Clinical workforce management applies across the health system, but one area prime for improvement is reducing length of stay.
A study published in September 2016 examined more than 25,000 emergency admissions at St. James Hospital in Dublin, Ireland, and showed that: “[L]onger hospital lengths of stay were shown to be related to delays in imaging time. Increased delays in CT and MRI were shown to be associated with increased hospital episode costs.”
Here’s an example: A hospital sees 10,000 patients per year who could be discharged the same day if their ultrasound studies are read by 2 p.m. Missing 20% of these studies results in 2,000 unnecessary overnight stays. Assume each stay costs the hospital $2,000, and you have a cost of $4 million, along with a significant impact on patient satisfaction.*
A workflow orchestration solution can apply intelligent prioritization that assigns and escalates studies based on discharge date. Cases automatically move up the list as they become more urgent; if they’re not read within a defined timeframe, the solution sends automatic notifications to ensure they don’t slip through the cracks. The result is reduced costs. Even a 50% improvement in missed cases in the previous scenario is equal to 1,000 fewer overnight stays and a potential savings of $2 million.
Another way in which intelligent workflow can help health systems improve clinical workforce management is through a unified enterprise worklist that allows a health system to ensure its teams are performing the most appropriate tasks for their skill set.
Moving away from multiple worklists can help health systems realize benefits in subspecialist use, efficiency and productivity. Rules-based assignment prioritizes worklists based on modality and department and assigns cases to the right radiologist.
After implementing an enterprise-wide worklist, Roper Radiologists PA, a private radiology practice in South Carolina, achieved significant improvements in efficiency and productivity:
- 56% fewer ED cases take longer than 45 minutes to read
- 75-minute improvement in average TAT for outlier studies in the ICU
- 26% less work done after 5 p.m.
Consistent workflow automation across an enterprise can also make it easier for health systems to restructure since it lets them implement workflows across facilities and measure results to see what’s working and what might still need to change.
Revolutionize Your Imaging Operations
As radiology departments continue their transition to a value-based environment, they need technology solutions that reflect their new needs.
Their existing tools are essential, but they also need to find new tools that help them manage their workflow and align it with their hospital’s goals. Technology that helps them measure and define benchmarks in quality and patient care can help them demonstrate their contributions to patient care.
As CIOs continue to evaluate which healthcare IT solutions will help them meet their goals, they should consider workflow solutions on equal footing with other investments. As clearly demonstrated, workflow orchestration can help health systems:
- Improve workflow and collaboration
- Improve quality of care and patient outcomes
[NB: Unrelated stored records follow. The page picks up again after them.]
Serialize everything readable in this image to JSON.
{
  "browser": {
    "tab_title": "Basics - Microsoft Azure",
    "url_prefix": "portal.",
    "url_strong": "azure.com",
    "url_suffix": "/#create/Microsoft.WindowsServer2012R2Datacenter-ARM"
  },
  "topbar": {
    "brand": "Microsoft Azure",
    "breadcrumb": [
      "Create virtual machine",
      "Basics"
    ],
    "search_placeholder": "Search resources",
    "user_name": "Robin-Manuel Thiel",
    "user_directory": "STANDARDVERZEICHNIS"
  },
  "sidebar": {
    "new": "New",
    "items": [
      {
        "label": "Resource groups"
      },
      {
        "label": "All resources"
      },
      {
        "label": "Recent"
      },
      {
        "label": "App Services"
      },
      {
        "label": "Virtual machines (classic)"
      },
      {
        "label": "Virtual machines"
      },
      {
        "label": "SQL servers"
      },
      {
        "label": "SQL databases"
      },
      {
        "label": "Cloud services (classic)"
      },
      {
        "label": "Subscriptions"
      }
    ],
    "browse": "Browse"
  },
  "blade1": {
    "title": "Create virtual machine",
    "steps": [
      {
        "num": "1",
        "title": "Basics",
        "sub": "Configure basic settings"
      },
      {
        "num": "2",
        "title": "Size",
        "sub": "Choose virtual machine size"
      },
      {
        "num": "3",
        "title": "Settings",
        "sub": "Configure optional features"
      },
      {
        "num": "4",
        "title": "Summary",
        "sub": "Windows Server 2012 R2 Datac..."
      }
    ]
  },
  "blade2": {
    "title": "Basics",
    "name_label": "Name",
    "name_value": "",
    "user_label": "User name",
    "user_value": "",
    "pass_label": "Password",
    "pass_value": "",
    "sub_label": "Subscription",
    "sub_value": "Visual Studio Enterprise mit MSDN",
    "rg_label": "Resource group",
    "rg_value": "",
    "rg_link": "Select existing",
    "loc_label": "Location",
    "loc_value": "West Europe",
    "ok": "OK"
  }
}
- Optimize EMR utilization
- Reduce costs
While every organization is different, enterprises can use workflow orchestration to transform. These solutions remove the constraints associated with traditional PACS worklists and filters, and help health systems of all sizes align their goals for patient health with their goals for business health.
Change Healthcare has deep expertise in both clinical healthcare and technology. It is our mission to bridge the gap between IT and clinicians with solutions that help both groups meet their needs.
3. All results based on customer-collected data.